▸ **EXERCISE DETAILS**
What lines in the listing include "Ladder"? Return a copy of each.

▸ **SOURCE DATA**

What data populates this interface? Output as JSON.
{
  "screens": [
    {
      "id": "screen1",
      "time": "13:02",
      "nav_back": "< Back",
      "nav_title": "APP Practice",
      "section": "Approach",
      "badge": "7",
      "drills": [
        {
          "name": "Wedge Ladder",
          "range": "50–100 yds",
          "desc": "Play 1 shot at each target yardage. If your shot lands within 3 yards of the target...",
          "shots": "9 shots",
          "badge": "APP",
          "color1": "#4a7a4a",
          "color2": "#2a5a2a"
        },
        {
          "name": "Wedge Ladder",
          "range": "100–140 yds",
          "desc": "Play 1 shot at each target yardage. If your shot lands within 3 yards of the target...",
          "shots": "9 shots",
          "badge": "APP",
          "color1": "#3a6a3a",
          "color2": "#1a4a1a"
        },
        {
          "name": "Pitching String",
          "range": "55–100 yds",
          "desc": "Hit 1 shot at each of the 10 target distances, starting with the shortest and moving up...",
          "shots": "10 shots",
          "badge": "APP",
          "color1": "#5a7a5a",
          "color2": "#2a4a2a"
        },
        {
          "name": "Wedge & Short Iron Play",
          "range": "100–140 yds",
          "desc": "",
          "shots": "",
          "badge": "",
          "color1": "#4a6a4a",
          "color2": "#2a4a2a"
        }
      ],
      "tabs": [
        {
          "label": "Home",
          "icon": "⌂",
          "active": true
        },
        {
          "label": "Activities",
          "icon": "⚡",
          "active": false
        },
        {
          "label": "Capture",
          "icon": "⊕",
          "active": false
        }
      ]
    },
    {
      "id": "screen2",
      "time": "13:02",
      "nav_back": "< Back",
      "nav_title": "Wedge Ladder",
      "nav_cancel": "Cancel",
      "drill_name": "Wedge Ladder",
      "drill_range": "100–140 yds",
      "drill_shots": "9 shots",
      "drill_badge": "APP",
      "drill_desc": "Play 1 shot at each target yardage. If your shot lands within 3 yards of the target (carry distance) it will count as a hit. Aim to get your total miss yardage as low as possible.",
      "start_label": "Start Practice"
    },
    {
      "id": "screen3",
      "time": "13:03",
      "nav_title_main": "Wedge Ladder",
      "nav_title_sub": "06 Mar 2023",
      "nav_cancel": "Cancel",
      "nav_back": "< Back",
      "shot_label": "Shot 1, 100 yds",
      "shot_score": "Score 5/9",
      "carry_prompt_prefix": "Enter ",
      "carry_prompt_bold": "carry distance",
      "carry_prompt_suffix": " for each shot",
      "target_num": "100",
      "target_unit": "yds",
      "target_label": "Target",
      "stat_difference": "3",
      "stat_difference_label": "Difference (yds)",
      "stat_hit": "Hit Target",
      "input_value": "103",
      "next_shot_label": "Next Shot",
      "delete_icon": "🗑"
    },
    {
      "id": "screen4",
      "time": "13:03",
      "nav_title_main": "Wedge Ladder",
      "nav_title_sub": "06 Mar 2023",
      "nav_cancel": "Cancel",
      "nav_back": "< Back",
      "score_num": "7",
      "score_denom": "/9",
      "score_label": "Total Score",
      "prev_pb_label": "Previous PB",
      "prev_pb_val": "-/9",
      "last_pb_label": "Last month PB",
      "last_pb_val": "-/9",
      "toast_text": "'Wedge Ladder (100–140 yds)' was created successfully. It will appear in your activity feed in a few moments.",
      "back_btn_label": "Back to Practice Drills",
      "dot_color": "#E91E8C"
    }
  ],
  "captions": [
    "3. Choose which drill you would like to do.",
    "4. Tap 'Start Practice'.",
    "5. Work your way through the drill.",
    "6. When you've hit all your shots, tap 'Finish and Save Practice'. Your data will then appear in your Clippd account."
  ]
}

▸ **RESPONSE**
          "name": "Wedge Ladder",
          "name": "Wedge Ladder",
      "nav_title": "Wedge Ladder",
      "drill_name": "Wedge Ladder",
      "nav_title_main": "Wedge Ladder",
      "nav_title_main": "Wedge Ladder",
      "toast_text": "'Wedge Ladder (100–140 yds)' was created successfully. It will appear in your activity feed in a few moments.",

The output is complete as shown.